It is unusual for a prosecutor to testify about a criminal investigation, and given my role as a prosecutor, there are reasons why my testimony will necessarily be limited.
First, public testimony could affect several ongoing matters. In some of these matters, court rules or judicial orders limit the disclosure of information to protect the fairness of the proceedings. And consistent with long-standing Justice Department policy, it would be inappropriate for me to comment in any way that could affect an ongoing matter.
Second, the Justice Department has asserted privileges concerning investigative information and decisions, ongoing matters within the Justice Department, and deliberations within our office. These are Justice Department privileges that I will respect. The department has released the letter discussing the restrictions on my testimony.
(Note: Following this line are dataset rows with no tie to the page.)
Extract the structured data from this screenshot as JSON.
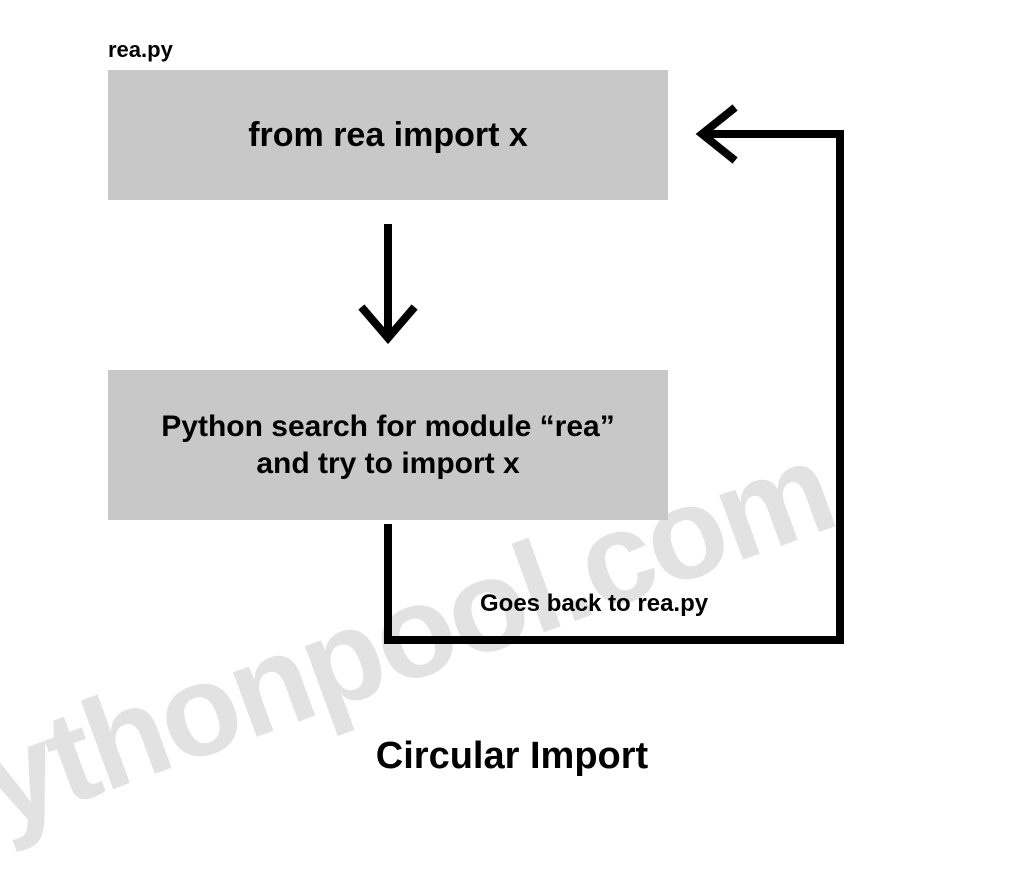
{
  "file_label": "rea.py",
  "box1_text": "from rea import x",
  "box2_text": "Python search for module “rea” and try to import x",
  "edge_label": "Goes back to rea.py",
  "title": "Circular Import",
  "watermark": "pythonpool.com"
}
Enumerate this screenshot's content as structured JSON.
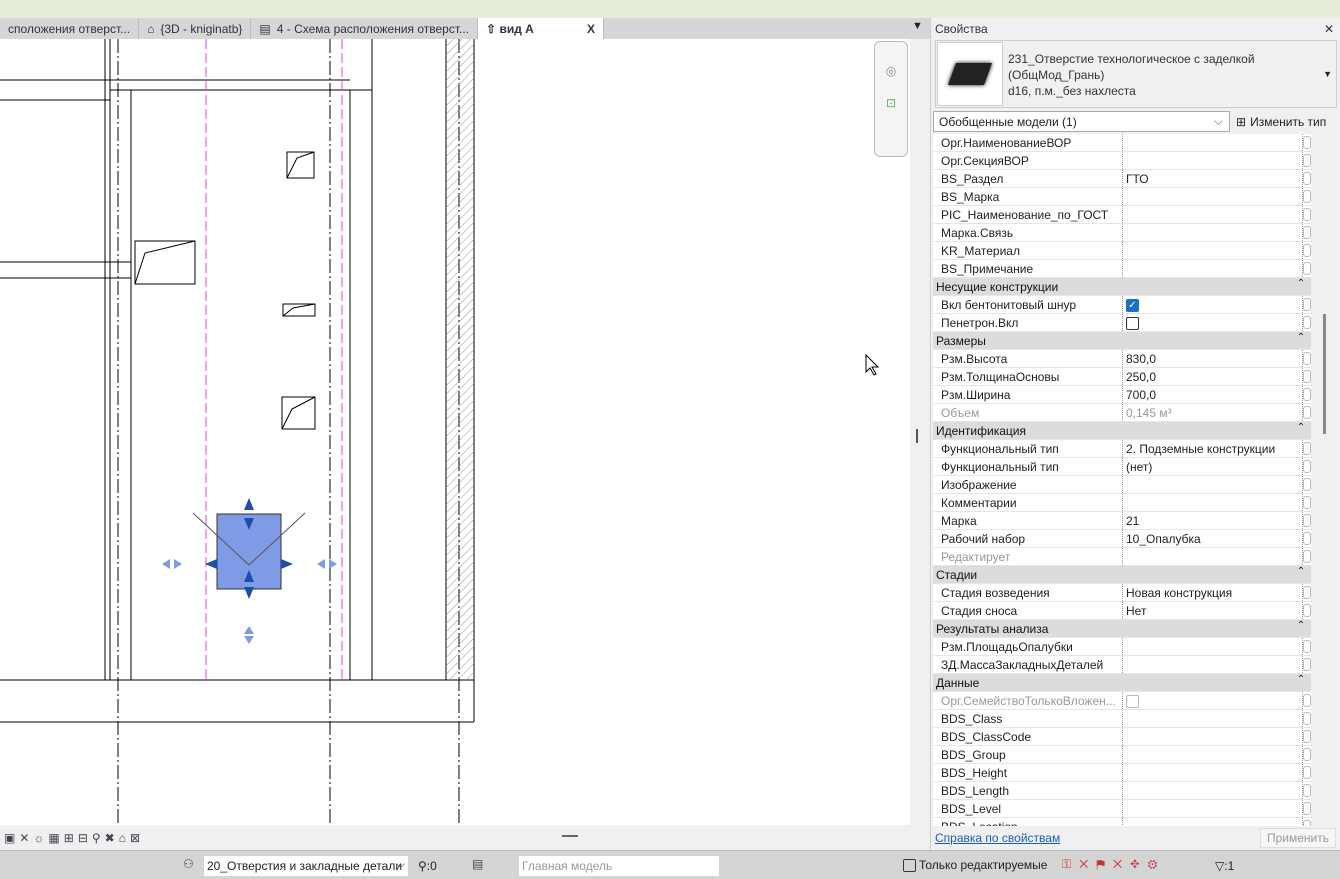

I, therefore, will not be able to answer questions about certain areas that I know are of public interest. For example, I am unable to address questions about the opening of the FBI’s Russia investigation, which occurred months before my appointment, or matters related to the so-called Steele dossier. These matters are the subject of ongoing review by the department. Any questions on these topics should therefore be directed to the FBI or the Justice Department.
As I explained when we closed the Special Counsel’s Office in May, our report contains our findings and analysis, and the reasons for the decisions we made. We conducted an extensive investigation over two years. In writing the report, we stated the results of our investigation with precision. We scrutinized every word.
I do not intend to summarize or describe the results of our work in a different way in the course of my testimony today. As I said on May 29: The report is my testimony. And I will stay within that text.
And as I stated in May, I also will not comment on the actions of the attorney general or of Congress. I was appointed as a prosecutor, and I intend to adhere to that role and to the department’s standards that govern it.
I will be joined today by the deputy special counsel, Aaron Zebley. Mr. Zebley has extensive experience as a federal prosecutor and at the FBI, where he served as chief of staff. Mr. Zebley was responsible for the day-to-day oversight of the investigations conducted by our office.
I also want to again say thank you to the attorneys, the FBI agents, the analysts, and the professional staff who helped us conduct this investigation in a fair and independent manner. These individuals, who spent nearly two years working on this matter, were of the highest integrity.
And let me say one more thing. Over the course of my career, I’ve seen a number of challenges to our democracy. The Russian government’s effort to interfere in our election is among the most serious. As I said on May 29, this deserves the attention of every American.